What you will do » In the data below, find every line that has the string "name", and copy it.

Component data from apps and pages
▬▬▬▬▬▬▬▬▬▬
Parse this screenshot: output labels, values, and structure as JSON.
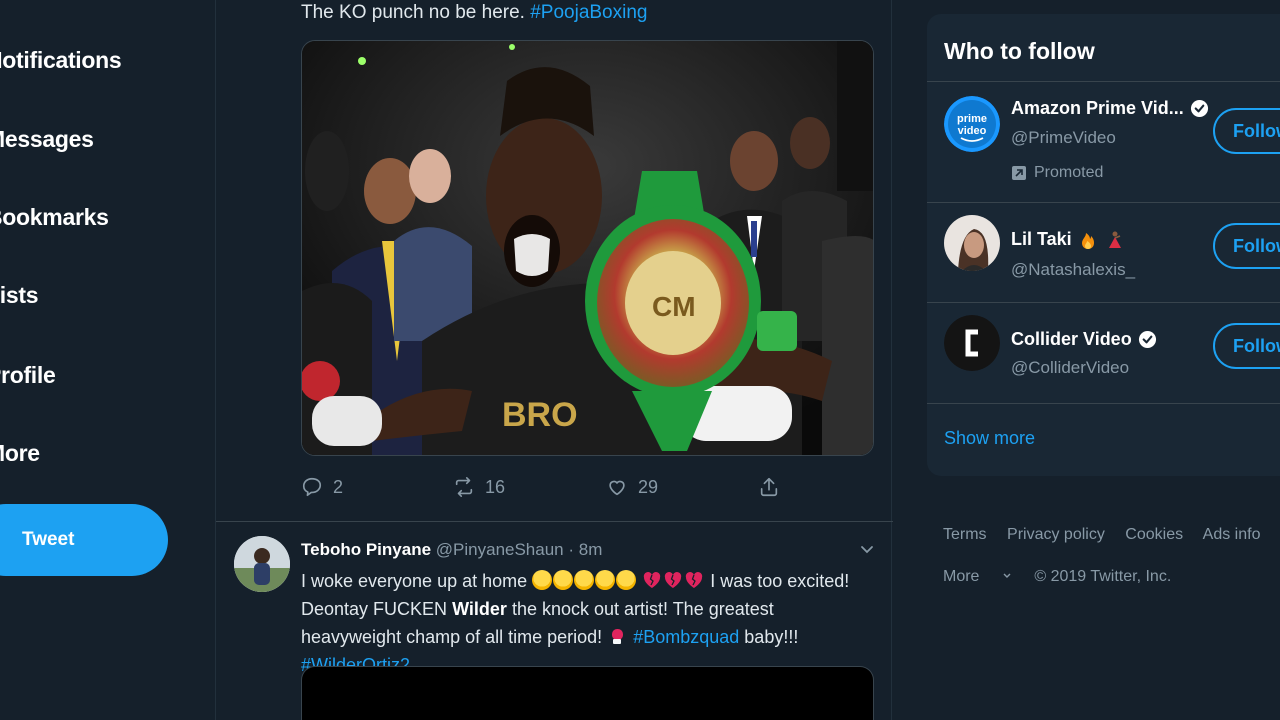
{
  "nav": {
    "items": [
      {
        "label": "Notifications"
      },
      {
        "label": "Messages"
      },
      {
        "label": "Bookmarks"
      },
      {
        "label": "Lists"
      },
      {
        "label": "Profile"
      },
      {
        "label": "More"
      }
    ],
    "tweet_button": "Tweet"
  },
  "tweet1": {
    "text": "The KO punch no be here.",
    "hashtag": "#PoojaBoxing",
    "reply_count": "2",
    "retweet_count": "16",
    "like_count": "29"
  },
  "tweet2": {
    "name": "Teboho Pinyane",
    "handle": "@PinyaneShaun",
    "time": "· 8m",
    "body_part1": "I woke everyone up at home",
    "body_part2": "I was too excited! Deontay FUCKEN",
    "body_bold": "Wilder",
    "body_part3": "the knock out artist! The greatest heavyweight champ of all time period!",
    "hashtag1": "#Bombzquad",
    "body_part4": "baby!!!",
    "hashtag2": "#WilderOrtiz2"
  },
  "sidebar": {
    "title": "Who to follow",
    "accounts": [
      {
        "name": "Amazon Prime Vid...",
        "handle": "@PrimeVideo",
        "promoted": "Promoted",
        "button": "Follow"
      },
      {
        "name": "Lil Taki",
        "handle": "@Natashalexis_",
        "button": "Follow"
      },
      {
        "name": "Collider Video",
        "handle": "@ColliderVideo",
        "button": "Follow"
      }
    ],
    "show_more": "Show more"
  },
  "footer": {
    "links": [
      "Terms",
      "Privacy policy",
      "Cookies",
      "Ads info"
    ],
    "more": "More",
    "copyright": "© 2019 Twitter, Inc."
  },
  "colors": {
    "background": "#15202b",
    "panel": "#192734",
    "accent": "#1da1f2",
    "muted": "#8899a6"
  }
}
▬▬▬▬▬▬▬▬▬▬
Task response »
    "name": "Teboho Pinyane",
        "name": "Amazon Prime Vid...",
        "name": "Lil Taki",
        "name": "Collider Video",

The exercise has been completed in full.